__Directions for this task__:
Copy each entry below exactly as it reads.

__Data to examine__:
===============

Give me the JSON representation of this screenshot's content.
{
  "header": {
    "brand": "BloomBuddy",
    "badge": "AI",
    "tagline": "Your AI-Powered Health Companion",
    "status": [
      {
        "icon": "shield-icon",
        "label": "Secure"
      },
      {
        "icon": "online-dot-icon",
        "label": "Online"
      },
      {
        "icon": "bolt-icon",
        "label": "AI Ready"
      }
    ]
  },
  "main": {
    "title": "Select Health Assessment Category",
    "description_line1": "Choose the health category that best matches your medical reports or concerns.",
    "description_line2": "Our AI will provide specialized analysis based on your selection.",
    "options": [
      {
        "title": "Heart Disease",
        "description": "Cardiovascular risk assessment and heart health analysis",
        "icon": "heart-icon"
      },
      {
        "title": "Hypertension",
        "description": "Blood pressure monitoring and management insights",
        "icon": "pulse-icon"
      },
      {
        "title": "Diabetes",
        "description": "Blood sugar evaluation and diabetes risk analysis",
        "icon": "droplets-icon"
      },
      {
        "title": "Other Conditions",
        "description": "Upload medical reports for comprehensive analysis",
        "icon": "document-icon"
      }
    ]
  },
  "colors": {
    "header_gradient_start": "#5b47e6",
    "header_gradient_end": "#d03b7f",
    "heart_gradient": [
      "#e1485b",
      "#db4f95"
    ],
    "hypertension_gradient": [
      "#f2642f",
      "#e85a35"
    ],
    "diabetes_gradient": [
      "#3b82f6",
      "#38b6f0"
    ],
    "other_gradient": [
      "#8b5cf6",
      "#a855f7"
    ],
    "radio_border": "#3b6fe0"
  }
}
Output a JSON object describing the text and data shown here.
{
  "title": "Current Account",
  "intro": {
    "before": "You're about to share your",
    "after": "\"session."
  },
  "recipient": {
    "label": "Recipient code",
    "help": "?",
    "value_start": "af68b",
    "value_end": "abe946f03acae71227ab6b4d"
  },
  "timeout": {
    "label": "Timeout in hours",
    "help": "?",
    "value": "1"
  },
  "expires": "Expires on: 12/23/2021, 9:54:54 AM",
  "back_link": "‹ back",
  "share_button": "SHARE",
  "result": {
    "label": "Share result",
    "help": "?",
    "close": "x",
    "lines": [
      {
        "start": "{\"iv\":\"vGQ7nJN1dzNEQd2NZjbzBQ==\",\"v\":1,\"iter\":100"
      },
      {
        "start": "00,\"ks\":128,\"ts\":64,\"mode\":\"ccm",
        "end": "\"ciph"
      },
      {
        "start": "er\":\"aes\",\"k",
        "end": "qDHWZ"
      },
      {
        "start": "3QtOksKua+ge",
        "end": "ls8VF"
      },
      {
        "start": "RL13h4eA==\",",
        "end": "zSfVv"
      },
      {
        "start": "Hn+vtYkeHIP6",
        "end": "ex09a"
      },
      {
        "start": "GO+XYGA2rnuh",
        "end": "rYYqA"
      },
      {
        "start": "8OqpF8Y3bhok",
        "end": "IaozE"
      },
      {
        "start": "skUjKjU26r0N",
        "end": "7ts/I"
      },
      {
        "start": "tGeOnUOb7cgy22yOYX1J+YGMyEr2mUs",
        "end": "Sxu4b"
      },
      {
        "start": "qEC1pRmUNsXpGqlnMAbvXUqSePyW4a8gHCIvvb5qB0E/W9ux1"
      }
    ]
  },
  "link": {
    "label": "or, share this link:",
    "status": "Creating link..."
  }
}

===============

__Answer section__:
Give me the JSON representation of this screenshot's content.
{
  "header": {
    "brand": "BloomBuddy",
    "badge": "AI",
    "tagline": "Your AI-Powered Health Companion",
    "status": [
      {
        "icon": "shield-icon",
        "label": "Secure"
      },
      {
        "icon": "online-dot-icon",
        "label": "Online"
      },
      {
        "icon": "bolt-icon",
        "label": "AI Ready"
      }
    ]
  },
  "main": {
    "title": "Select Health Assessment Category",
    "description_line1": "Choose the health category that best matches your medical reports or concerns.",
    "description_line2": "Our AI will provide specialized analysis based on your selection.",
    "options": [
      {
        "title": "Heart Disease",
        "description": "Cardiovascular risk assessment and heart health analysis",
        "icon": "heart-icon"
      },
      {
        "title": "Hypertension",
        "description": "Blood pressure monitoring and management insights",
        "icon": "pulse-icon"
      },
      {
        "title": "Diabetes",
        "description": "Blood sugar evaluation and diabetes risk analysis",
        "icon": "droplets-icon"
      },
      {
        "title": "Other Conditions",
        "description": "Upload medical reports for comprehensive analysis",
        "icon": "document-icon"
      }
    ]
  },
  "colors": {
    "header_gradient_start": "#5b47e6",
    "header_gradient_end": "#d03b7f",
    "heart_gradient": [
      "#e1485b",
      "#db4f95"
    ],
    "hypertension_gradient": [
      "#f2642f",
      "#e85a35"
    ],
    "diabetes_gradient": [
      "#3b82f6",
      "#38b6f0"
    ],
    "other_gradient": [
      "#8b5cf6",
      "#a855f7"
    ],
    "radio_border": "#3b6fe0"
  }
}
Output a JSON object describing the text and data shown here.
{
  "title": "Current Account",
  "intro": {
    "before": "You're about to share your",
    "after": "\"session."
  },
  "recipient": {
    "label": "Recipient code",
    "help": "?",
    "value_start": "af68b",
    "value_end": "abe946f03acae71227ab6b4d"
  },
  "timeout": {
    "label": "Timeout in hours",
    "help": "?",
    "value": "1"
  },
  "expires": "Expires on: 12/23/2021, 9:54:54 AM",
  "back_link": "‹ back",
  "share_button": "SHARE",
  "result": {
    "label": "Share result",
    "help": "?",
    "close": "x",
    "lines": [
      {
        "start": "{\"iv\":\"vGQ7nJN1dzNEQd2NZjbzBQ==\",\"v\":1,\"iter\":100"
      },
      {
        "start": "00,\"ks\":128,\"ts\":64,\"mode\":\"ccm",
        "end": "\"ciph"
      },
      {
        "start": "er\":\"aes\",\"k",
        "end": "qDHWZ"
      },
      {
        "start": "3QtOksKua+ge",
        "end": "ls8VF"
      },
      {
        "start": "RL13h4eA==\",",
        "end": "zSfVv"
      },
      {
        "start": "Hn+vtYkeHIP6",
        "end": "ex09a"
      },
      {
        "start": "GO+XYGA2rnuh",
        "end": "rYYqA"
      },
      {
        "start": "8OqpF8Y3bhok",
        "end": "IaozE"
      },
      {
        "start": "skUjKjU26r0N",
        "end": "7ts/I"
      },
      {
        "start": "tGeOnUOb7cgy22yOYX1J+YGMyEr2mUs",
        "end": "Sxu4b"
      },
      {
        "start": "qEC1pRmUNsXpGqlnMAbvXUqSePyW4a8gHCIvvb5qB0E/W9ux1"
      }
    ]
  },
  "link": {
    "label": "or, share this link:",
    "status": "Creating link..."
  }
}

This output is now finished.